Tuesday, January 26, 2010

Letting Go

I’ve written in the past about incidents that occurred with people in my life that have held me in a state of angst… some silly, and some that have caused quite a moral dilemma.

Although none of these situations have occurred between me and a close, personal friend or family member, they have weighed on my mind and caused me to behave in ways that actually bother me even more than the issue itself – like not returning phone calls of those who have upset me and talking negatively about someone.  How do you just let go of these things and move on?

When I was a kid, my mother had an aunt who apparently was a bit of a trouble maker. We called her the professional mourner because no one ever heard from her, but when someone died, she would show up at the funeral and cry, loudly. Apparently she and her daughter did not speak for years. There was some rumor that the mother was after the daughter’s husband (although I couldn’t see that happening), but I never really learned what it was that caused this mother and daughter to go without speaking for so long. I do remember wondering at the time what would ever be so bad that it could keep a family apart and how incredibly sad the whole situation was.

I often wonder about how a person can carry a grudge against a family member, or what used to be an old dear friend, for so many years. As I think about people that I know who have had falling-outs with others that I have also known, you can see the affect it causes among the immediate social network. I find myself trying to accommodate one friend to the exclusion of another – leaving me feeling bad. I can only imagine what that does to families where one member doesn’t speak to the other.

Eckart Tolle in his book, “The New Earth”, says it is the ego that keeps us trapped in thoughts and emotions that propagate these long term grievances. He theorizes about how the ego strengthens itself through complaining, name-calling, resentment and sometimes violence. While charged with these emotions, we tend to become reactive, looking for opportunities to reinforce our opinions, or resentment, our need to be right. Imagine how long term grievances or grudges can change and manifest over time, given the opportunity for us to revisit the subject and apply new issues and resentments on top of the old – do we even really know why we were offended or put off in the first place?

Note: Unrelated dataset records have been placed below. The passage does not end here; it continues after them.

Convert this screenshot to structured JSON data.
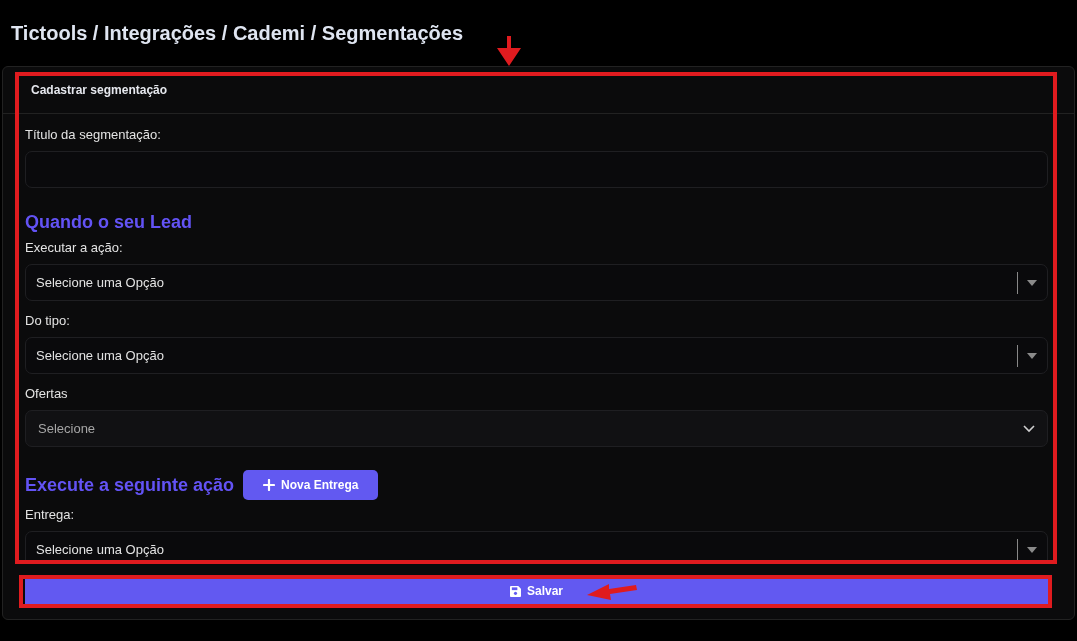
{
  "breadcrumb": "Tictools / Integrações / Cademi / Segmentações",
  "card": {
    "title": "Cadastrar segmentação"
  },
  "sections": [
    {
      "fields": [
        {
          "kind": "text",
          "label": "Título da segmentação:"
        }
      ]
    },
    {
      "heading": "Quando o seu Lead",
      "fields": [
        {
          "kind": "select",
          "label": "Executar a ação:",
          "value": "Selecione uma Opção"
        },
        {
          "kind": "select",
          "label": "Do tipo:",
          "value": "Selecione uma Opção"
        },
        {
          "kind": "multiselect",
          "label": "Ofertas",
          "placeholder": "Selecione"
        }
      ]
    },
    {
      "heading": "Execute a seguinte ação",
      "button": "Nova Entrega",
      "fields": [
        {
          "kind": "select",
          "label": "Entrega:",
          "value": "Selecione uma Opção"
        }
      ]
    }
  ],
  "save_button": "Salvar"
}
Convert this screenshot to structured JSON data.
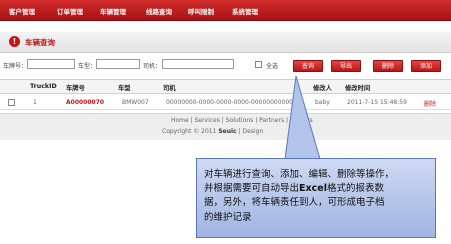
{
  "nav": {
    "items": [
      {
        "label": "客户管理"
      },
      {
        "label": "订单管理"
      },
      {
        "label": "车辆管理"
      },
      {
        "label": "线路查询"
      },
      {
        "label": "呼叫限制"
      },
      {
        "label": "系统管理"
      }
    ]
  },
  "page": {
    "icon_glyph": "!",
    "title": "车辆查询"
  },
  "filters": {
    "plate_label": "车牌号：",
    "model_label": "车型：",
    "driver_label": "司机：",
    "plate_value": "",
    "model_value": "",
    "driver_value": "",
    "select_all_label": "全选"
  },
  "buttons": {
    "query": "查询",
    "export": "导出",
    "delete": "删除",
    "add": "添加"
  },
  "table": {
    "headers": [
      "TruckID",
      "车牌号",
      "车型",
      "司机",
      "修改人",
      "修改时间"
    ],
    "rows": [
      {
        "truck_id": "1",
        "plate": "A00000070",
        "model": "BMW007",
        "driver": "00000000-0000-0000-0000-000000000000",
        "modifier": "baby",
        "modified_time": "2011-7-15 15:48:59",
        "action": "删除"
      }
    ]
  },
  "footer": {
    "link_home": "Home",
    "link_services": "Services",
    "link_solutions": "Solutions",
    "link_partners": "Partners",
    "link_ne": "Ne",
    "link_us": "t Us",
    "copyright_prefix": "Copyright © 2011",
    "brand": "Seuic",
    "suffix": "Design"
  },
  "callout": {
    "line1": "对车辆进行查询、添加、编辑、删除等操作，",
    "line2_a": "并根据需要可自动导出",
    "line2_b": "Excel",
    "line2_c": "格式的报表数",
    "line3": "据，另外，将车辆责任到人，可形成电子档",
    "line4": "的维护记录"
  }
}
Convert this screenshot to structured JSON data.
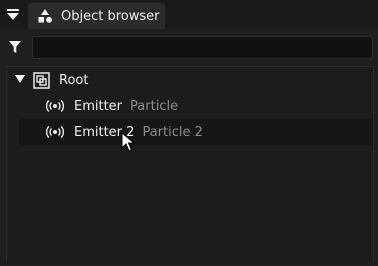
{
  "panel": {
    "tab_title": "Object browser",
    "tab_icon": "shapes-icon",
    "collapse_icon": "collapse-arrow-icon"
  },
  "filter": {
    "icon": "filter-icon",
    "value": "",
    "placeholder": ""
  },
  "tree": {
    "root": {
      "name": "Root",
      "icon": "group-icon",
      "expanded": true
    },
    "children": [
      {
        "name": "Emitter",
        "type": "Particle",
        "icon": "emitter-icon"
      },
      {
        "name": "Emitter 2",
        "type": "Particle 2",
        "icon": "emitter-icon",
        "hovered": true
      }
    ]
  },
  "colors": {
    "background": "#1f1f1f",
    "tab": "#2b2b2b",
    "input": "#111111",
    "text": "#f0f0f0",
    "muted_text": "#8c8c8c"
  }
}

The story must eventually become so diluted, our story being reinforced by years of negative reinforcement – our ego being strengthened – by us being right, the other being so wrong. When do we stop defending the truth and start defending ourselves? When does the offense become so ingrained that it becomes part of our identity, adding a weird sense of value (and drama) to what might be seen as an otherwise humdrum existence?

The fear is that we become creatures of our conflicts, identifying with our rightness in situations, looking for sympathy and validation rather than being whole, pro-active beings, living and enjoying each day for what it brings. (Ok, a little melodramatic here - but it sure does zap a whole lot of energy!)

I am starting to re-evaluate a few of those things that have been weighing on my mind  – trying to break them down to identify what really caused me angst in the first place – and to understand the emotions and personal needs that caused me to make certain decisions or take offense in the first place. We all have stories, but rather than try to create one for someone else, I’m working on flushing out the root cause of my own actions.

It’s been another good week. I’ve been taking steroids over a period of four days after my treatments and they are keeping me in good spirits and make me feel much better physically. I go for my scans tomorrow, and then Thierry and I leave for South Miami Beach on Thursday (yeah!), and are looking forward to some fun in the sun!

4 comments:

patagonie said...

Dear Mary, The things you discribe are also on my mind, why do people do what they do to each other? My little theory is that it is hard to take all the responsability for our own acts. To say sorry, or to stand for your own actions: good of bad. Sometimes it is 'easier' to blame the other...
Have fun on the boat!! Good weather and good winds! 'Liefs', also for Thierry, from Amsterdam Frederique & Bert

Mary B said...

Hi Frederique and Bert: Unfortunately we had to take a plane to Miami - Curlew is resting for the winter! Maybe next year!

ann mcn said...

Mary,

How timely and relevant a topic. Thank you for talking about it here.

You have touched on something that has always puzzled me, as well. I have never understood why people stop speaking to one another as some of my family members have done. Recently I had decided it was simply a person’s inability to forgive. After reading your post, I’m coming to understand that ego certainly plays a part, probably a big part. Some of my friends have told me stories about how they have been effected by others who treat them with silence. I am realizing that the silence is used as a way to control the other person as well.

What a waste of time, energy and feelings! And so self-limiting. When a person cuts another out with silence, I image that the ‘cutter’ remains stuck in the old feeling, unable to move on, grow and mature. What a waste of life!

I’m a big believer in forgive and forget. Hard as it is, I don’t want to waste my time on bitterness. It’s how I now choose my friends who share my belief, people like you. Mary!

Bless you again for bringing up this discussion.
Luv ya…ann

jeannine said...

Dear Mary&Thierry, Wish you lots of fun in Miami!mmmm sun, here we have snow!Much love, Jeannine&Carl